Exercise description. When you copy the listing, skip the images and return each line verbatim.

Excerpted records.
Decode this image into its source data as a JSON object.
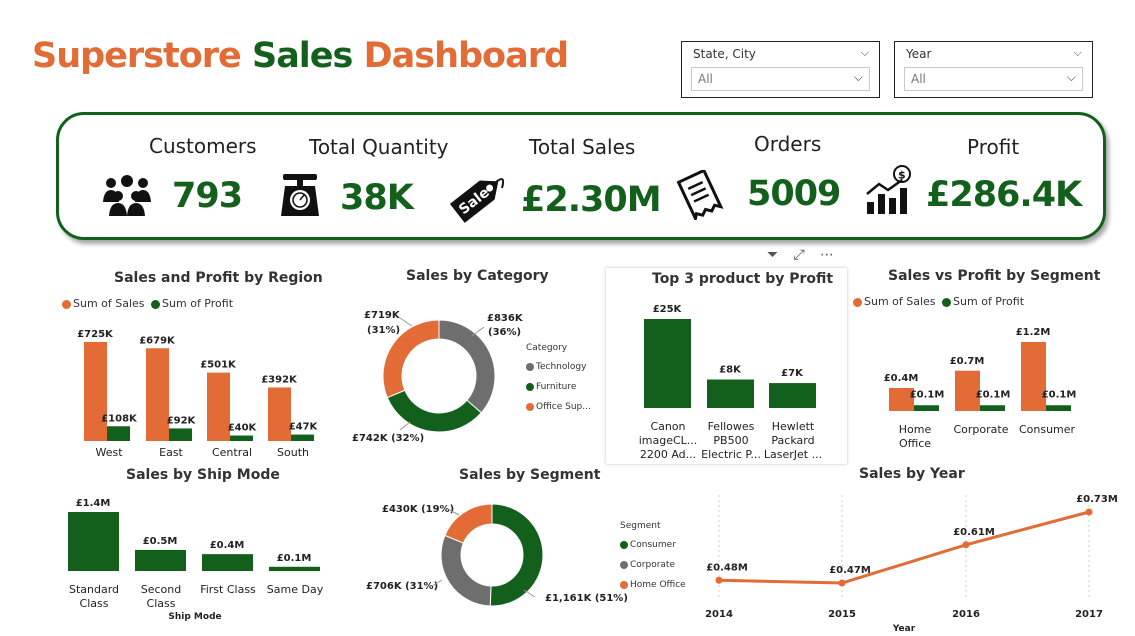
{
  "title": {
    "part1": "Superstore",
    "part2": "Sales",
    "part3": "Dashboard"
  },
  "slicers": [
    {
      "label": "State, City",
      "value": "All"
    },
    {
      "label": "Year",
      "value": "All"
    }
  ],
  "kpis": [
    {
      "label": "Customers",
      "value": "793",
      "icon": "people-icon"
    },
    {
      "label": "Total Quantity",
      "value": "38K",
      "icon": "scale-icon"
    },
    {
      "label": "Total Sales",
      "value": "£2.30M",
      "icon": "sale-tag-icon"
    },
    {
      "label": "Orders",
      "value": "5009",
      "icon": "receipt-icon"
    },
    {
      "label": "Profit",
      "value": "£286.4K",
      "icon": "profit-growth-icon"
    }
  ],
  "colors": {
    "orange": "#e36b35",
    "green": "#12601c",
    "gray": "#6e6e6e"
  },
  "toolbar": {
    "filter": "filter-icon",
    "focus": "focus-mode-icon",
    "more": "more-options-icon"
  },
  "chart_data": [
    {
      "id": "region",
      "type": "bar",
      "title": "Sales and Profit by Region",
      "categories": [
        "West",
        "East",
        "Central",
        "South"
      ],
      "series": [
        {
          "name": "Sum of Sales",
          "values": [
            725,
            679,
            501,
            392
          ],
          "labels": [
            "£725K",
            "£679K",
            "£501K",
            "£392K"
          ]
        },
        {
          "name": "Sum of Profit",
          "values": [
            108,
            92,
            40,
            47
          ],
          "labels": [
            "£108K",
            "£92K",
            "£40K",
            "£47K"
          ]
        }
      ],
      "legend": "top-left"
    },
    {
      "id": "category",
      "type": "pie",
      "title": "Sales by Category",
      "legend_title": "Category",
      "slices": [
        {
          "name": "Technology",
          "value": 836,
          "label": "£836K",
          "pct": "(36%)"
        },
        {
          "name": "Furniture",
          "value": 742,
          "label": "£742K (32%)",
          "pct": ""
        },
        {
          "name": "Office Sup...",
          "value": 719,
          "label": "£719K",
          "pct": "(31%)"
        }
      ],
      "legend": "right"
    },
    {
      "id": "top3",
      "type": "bar",
      "title": "Top 3 product by Profit",
      "categories": [
        [
          "Canon",
          "imageCL...",
          "2200 Ad..."
        ],
        [
          "Fellowes",
          "PB500",
          "Electric P..."
        ],
        [
          "Hewlett",
          "Packard",
          "LaserJet ..."
        ]
      ],
      "values": [
        25,
        8,
        7
      ],
      "labels": [
        "£25K",
        "£8K",
        "£7K"
      ]
    },
    {
      "id": "segment_bar",
      "type": "bar",
      "title": "Sales vs Profit by Segment",
      "categories": [
        [
          "Home",
          "Office"
        ],
        [
          "Corporate"
        ],
        [
          "Consumer"
        ]
      ],
      "series": [
        {
          "name": "Sum of Sales",
          "values": [
            0.4,
            0.7,
            1.2
          ],
          "labels": [
            "£0.4M",
            "£0.7M",
            "£1.2M"
          ]
        },
        {
          "name": "Sum of Profit",
          "values": [
            0.1,
            0.1,
            0.1
          ],
          "labels": [
            "£0.1M",
            "£0.1M",
            "£0.1M"
          ]
        }
      ],
      "legend": "top-left"
    },
    {
      "id": "shipmode",
      "type": "bar",
      "title": "Sales by Ship Mode",
      "xlabel": "Ship Mode",
      "categories": [
        [
          "Standard",
          "Class"
        ],
        [
          "Second",
          "Class"
        ],
        [
          "First Class"
        ],
        [
          "Same Day"
        ]
      ],
      "values": [
        1.4,
        0.5,
        0.4,
        0.1
      ],
      "labels": [
        "£1.4M",
        "£0.5M",
        "£0.4M",
        "£0.1M"
      ]
    },
    {
      "id": "segment_pie",
      "type": "pie",
      "title": "Sales by Segment",
      "legend_title": "Segment",
      "slices": [
        {
          "name": "Consumer",
          "value": 1161,
          "label": "£1,161K (51%)"
        },
        {
          "name": "Corporate",
          "value": 706,
          "label": "£706K (31%)"
        },
        {
          "name": "Home Office",
          "value": 430,
          "label": "£430K (19%)"
        }
      ],
      "legend": "right"
    },
    {
      "id": "year",
      "type": "line",
      "title": "Sales by Year",
      "xlabel": "Year",
      "x": [
        "2014",
        "2015",
        "2016",
        "2017"
      ],
      "values": [
        0.48,
        0.47,
        0.61,
        0.73
      ],
      "labels": [
        "£0.48M",
        "£0.47M",
        "£0.61M",
        "£0.73M"
      ]
    }
  ]
}
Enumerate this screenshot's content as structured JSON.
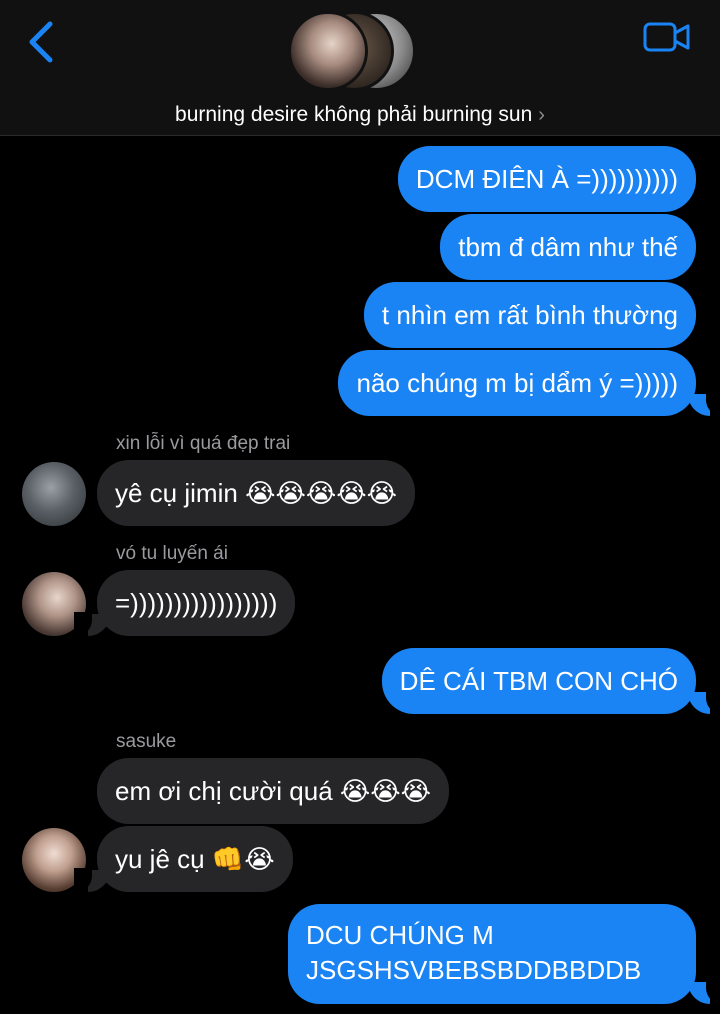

Your solution.
Decode this image into its source data as a JSON object.
{
  "title": {
    "part1": "Superstore",
    "part2": "Sales",
    "part3": "Dashboard"
  },
  "slicers": [
    {
      "label": "State, City",
      "value": "All"
    },
    {
      "label": "Year",
      "value": "All"
    }
  ],
  "kpis": [
    {
      "label": "Customers",
      "value": "793",
      "icon": "people-icon"
    },
    {
      "label": "Total Quantity",
      "value": "38K",
      "icon": "scale-icon"
    },
    {
      "label": "Total Sales",
      "value": "£2.30M",
      "icon": "sale-tag-icon"
    },
    {
      "label": "Orders",
      "value": "5009",
      "icon": "receipt-icon"
    },
    {
      "label": "Profit",
      "value": "£286.4K",
      "icon": "profit-growth-icon"
    }
  ],
  "colors": {
    "orange": "#e36b35",
    "green": "#12601c",
    "gray": "#6e6e6e"
  },
  "toolbar": {
    "filter": "filter-icon",
    "focus": "focus-mode-icon",
    "more": "more-options-icon"
  },
  "chart_data": [
    {
      "id": "region",
      "type": "bar",
      "title": "Sales and Profit by Region",
      "categories": [
        "West",
        "East",
        "Central",
        "South"
      ],
      "series": [
        {
          "name": "Sum of Sales",
          "values": [
            725,
            679,
            501,
            392
          ],
          "labels": [
            "£725K",
            "£679K",
            "£501K",
            "£392K"
          ]
        },
        {
          "name": "Sum of Profit",
          "values": [
            108,
            92,
            40,
            47
          ],
          "labels": [
            "£108K",
            "£92K",
            "£40K",
            "£47K"
          ]
        }
      ],
      "legend": "top-left"
    },
    {
      "id": "category",
      "type": "pie",
      "title": "Sales by Category",
      "legend_title": "Category",
      "slices": [
        {
          "name": "Technology",
          "value": 836,
          "label": "£836K",
          "pct": "(36%)"
        },
        {
          "name": "Furniture",
          "value": 742,
          "label": "£742K (32%)",
          "pct": ""
        },
        {
          "name": "Office Sup...",
          "value": 719,
          "label": "£719K",
          "pct": "(31%)"
        }
      ],
      "legend": "right"
    },
    {
      "id": "top3",
      "type": "bar",
      "title": "Top 3 product by Profit",
      "categories": [
        [
          "Canon",
          "imageCL...",
          "2200 Ad..."
        ],
        [
          "Fellowes",
          "PB500",
          "Electric P..."
        ],
        [
          "Hewlett",
          "Packard",
          "LaserJet ..."
        ]
      ],
      "values": [
        25,
        8,
        7
      ],
      "labels": [
        "£25K",
        "£8K",
        "£7K"
      ]
    },
    {
      "id": "segment_bar",
      "type": "bar",
      "title": "Sales vs Profit by Segment",
      "categories": [
        [
          "Home",
          "Office"
        ],
        [
          "Corporate"
        ],
        [
          "Consumer"
        ]
      ],
      "series": [
        {
          "name": "Sum of Sales",
          "values": [
            0.4,
            0.7,
            1.2
          ],
          "labels": [
            "£0.4M",
            "£0.7M",
            "£1.2M"
          ]
        },
        {
          "name": "Sum of Profit",
          "values": [
            0.1,
            0.1,
            0.1
          ],
          "labels": [
            "£0.1M",
            "£0.1M",
            "£0.1M"
          ]
        }
      ],
      "legend": "top-left"
    },
    {
      "id": "shipmode",
      "type": "bar",
      "title": "Sales by Ship Mode",
      "xlabel": "Ship Mode",
      "categories": [
        [
          "Standard",
          "Class"
        ],
        [
          "Second",
          "Class"
        ],
        [
          "First Class"
        ],
        [
          "Same Day"
        ]
      ],
      "values": [
        1.4,
        0.5,
        0.4,
        0.1
      ],
      "labels": [
        "£1.4M",
        "£0.5M",
        "£0.4M",
        "£0.1M"
      ]
    },
    {
      "id": "segment_pie",
      "type": "pie",
      "title": "Sales by Segment",
      "legend_title": "Segment",
      "slices": [
        {
          "name": "Consumer",
          "value": 1161,
          "label": "£1,161K (51%)"
        },
        {
          "name": "Corporate",
          "value": 706,
          "label": "£706K (31%)"
        },
        {
          "name": "Home Office",
          "value": 430,
          "label": "£430K (19%)"
        }
      ],
      "legend": "right"
    },
    {
      "id": "year",
      "type": "line",
      "title": "Sales by Year",
      "xlabel": "Year",
      "x": [
        "2014",
        "2015",
        "2016",
        "2017"
      ],
      "values": [
        0.48,
        0.47,
        0.61,
        0.73
      ],
      "labels": [
        "£0.48M",
        "£0.47M",
        "£0.61M",
        "£0.73M"
      ]
    }
  ]
}
Enumerate this screenshot's content as structured JSON.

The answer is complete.